## WHAT THE TASK REQUIRES
In the entries that follow, how many lines contain "Настройки"? Answer with the number only.

Entries from a dataset of interfaces:

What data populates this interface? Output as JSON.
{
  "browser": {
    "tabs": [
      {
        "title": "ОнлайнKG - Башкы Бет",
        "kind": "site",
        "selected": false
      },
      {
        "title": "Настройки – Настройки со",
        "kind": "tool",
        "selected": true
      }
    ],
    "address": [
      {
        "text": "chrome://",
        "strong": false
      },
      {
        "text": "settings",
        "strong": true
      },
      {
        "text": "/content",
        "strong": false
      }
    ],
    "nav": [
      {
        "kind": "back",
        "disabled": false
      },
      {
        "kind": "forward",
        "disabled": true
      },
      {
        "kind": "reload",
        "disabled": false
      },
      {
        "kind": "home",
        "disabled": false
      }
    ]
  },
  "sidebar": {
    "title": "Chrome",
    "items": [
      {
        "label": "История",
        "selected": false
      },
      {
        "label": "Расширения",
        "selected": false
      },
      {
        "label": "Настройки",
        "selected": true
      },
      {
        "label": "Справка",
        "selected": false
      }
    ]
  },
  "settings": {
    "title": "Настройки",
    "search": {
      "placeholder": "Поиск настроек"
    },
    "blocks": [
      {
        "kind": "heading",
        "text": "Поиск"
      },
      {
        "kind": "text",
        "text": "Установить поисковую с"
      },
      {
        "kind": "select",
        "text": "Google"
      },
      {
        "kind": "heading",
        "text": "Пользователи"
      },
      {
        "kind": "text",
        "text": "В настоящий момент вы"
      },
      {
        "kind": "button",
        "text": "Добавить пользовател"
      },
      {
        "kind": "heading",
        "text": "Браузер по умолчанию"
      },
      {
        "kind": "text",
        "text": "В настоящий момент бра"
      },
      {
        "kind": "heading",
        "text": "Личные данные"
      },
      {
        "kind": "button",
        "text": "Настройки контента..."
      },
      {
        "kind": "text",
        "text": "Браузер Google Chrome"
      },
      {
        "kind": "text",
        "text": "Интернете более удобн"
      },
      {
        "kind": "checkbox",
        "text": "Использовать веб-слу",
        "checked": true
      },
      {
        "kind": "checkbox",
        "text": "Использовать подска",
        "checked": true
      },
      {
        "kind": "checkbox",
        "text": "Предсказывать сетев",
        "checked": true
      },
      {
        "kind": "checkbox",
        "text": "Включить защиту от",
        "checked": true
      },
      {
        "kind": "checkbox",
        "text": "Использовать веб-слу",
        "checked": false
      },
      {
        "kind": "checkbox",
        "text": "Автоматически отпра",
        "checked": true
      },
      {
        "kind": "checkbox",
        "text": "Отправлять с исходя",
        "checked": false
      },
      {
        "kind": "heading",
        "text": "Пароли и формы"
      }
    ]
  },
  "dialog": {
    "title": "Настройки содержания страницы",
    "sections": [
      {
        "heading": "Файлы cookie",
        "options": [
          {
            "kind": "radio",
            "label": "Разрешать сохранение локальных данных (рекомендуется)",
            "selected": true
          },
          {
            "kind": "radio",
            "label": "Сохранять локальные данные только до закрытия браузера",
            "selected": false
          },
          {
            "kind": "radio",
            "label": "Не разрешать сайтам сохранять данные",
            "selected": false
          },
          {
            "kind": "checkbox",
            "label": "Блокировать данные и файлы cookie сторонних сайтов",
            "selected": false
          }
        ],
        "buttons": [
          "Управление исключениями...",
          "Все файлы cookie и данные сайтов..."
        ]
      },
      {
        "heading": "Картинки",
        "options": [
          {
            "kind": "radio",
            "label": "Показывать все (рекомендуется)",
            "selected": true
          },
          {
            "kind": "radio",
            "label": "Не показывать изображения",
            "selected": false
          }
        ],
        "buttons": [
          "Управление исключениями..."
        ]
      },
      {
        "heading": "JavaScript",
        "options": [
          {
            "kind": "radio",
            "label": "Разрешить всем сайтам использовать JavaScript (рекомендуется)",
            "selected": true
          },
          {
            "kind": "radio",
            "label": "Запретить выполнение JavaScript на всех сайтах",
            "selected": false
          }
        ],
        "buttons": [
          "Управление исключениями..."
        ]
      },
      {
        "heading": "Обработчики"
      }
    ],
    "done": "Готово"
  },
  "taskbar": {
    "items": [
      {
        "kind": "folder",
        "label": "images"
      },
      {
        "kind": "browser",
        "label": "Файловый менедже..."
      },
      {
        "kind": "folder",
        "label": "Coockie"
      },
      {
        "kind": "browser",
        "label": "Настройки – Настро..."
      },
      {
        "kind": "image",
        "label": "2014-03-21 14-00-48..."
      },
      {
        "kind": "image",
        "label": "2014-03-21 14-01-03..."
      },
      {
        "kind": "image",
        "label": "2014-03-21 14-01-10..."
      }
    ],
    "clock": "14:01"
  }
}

## REPLY
6